reported in September about conservationists who built an artificial cave in Tennessee in an effort to save bats. At that time more than 5.7 million bats had died from the fungus. (Photo: A little brown bat showing symptoms of white-nose syndrome in Greeley Mine, Vermont, in March 2009 by Marvin Moriarty, U.S. Fish and Wildlife Service)
Bats have an important role in regulating insect populations, a function that is vital to successful agriculture. A recent study found that the loss of North American bats could lead to agricultural losses of more than $3.7 billion per year, writes Platt.

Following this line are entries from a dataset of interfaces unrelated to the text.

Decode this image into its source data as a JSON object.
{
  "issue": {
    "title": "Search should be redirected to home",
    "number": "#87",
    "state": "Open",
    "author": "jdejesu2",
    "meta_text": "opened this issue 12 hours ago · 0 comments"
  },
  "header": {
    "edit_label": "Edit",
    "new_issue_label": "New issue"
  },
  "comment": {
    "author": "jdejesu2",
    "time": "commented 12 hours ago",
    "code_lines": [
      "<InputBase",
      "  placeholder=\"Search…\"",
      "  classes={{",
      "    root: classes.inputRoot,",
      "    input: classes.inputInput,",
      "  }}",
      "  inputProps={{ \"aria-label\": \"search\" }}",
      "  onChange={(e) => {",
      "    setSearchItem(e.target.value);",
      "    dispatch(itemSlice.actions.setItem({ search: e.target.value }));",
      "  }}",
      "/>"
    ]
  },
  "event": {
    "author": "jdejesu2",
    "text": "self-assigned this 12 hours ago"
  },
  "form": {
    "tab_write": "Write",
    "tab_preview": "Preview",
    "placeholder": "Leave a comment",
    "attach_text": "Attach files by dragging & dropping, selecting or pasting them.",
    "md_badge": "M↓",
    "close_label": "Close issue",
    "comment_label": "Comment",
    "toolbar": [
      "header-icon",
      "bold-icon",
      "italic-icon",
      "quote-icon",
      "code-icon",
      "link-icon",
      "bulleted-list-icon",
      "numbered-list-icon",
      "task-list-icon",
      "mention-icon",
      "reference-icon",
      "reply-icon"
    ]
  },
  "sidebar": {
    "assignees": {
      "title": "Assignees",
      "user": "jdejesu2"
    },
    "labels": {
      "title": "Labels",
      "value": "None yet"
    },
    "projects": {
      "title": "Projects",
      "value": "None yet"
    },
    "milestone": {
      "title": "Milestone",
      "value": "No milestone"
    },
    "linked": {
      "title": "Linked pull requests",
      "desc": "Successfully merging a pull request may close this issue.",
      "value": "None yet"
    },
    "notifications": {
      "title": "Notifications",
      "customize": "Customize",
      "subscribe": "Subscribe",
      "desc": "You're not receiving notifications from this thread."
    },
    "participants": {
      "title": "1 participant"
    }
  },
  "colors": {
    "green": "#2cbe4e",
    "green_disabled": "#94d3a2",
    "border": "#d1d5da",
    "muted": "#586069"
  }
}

The National Wildlife Health Center says bats affected by white-nose syndrome often display abnormal behaviors in their hibernation sites, such as movement toward the mouth of caves and daytime flights during winter. These abnormal behaviors may contribute to the untimely consumption of stored fat reserves causing emaciation.
|Syndrome spread shown by recent years in warmer colors (Click map for larger image)|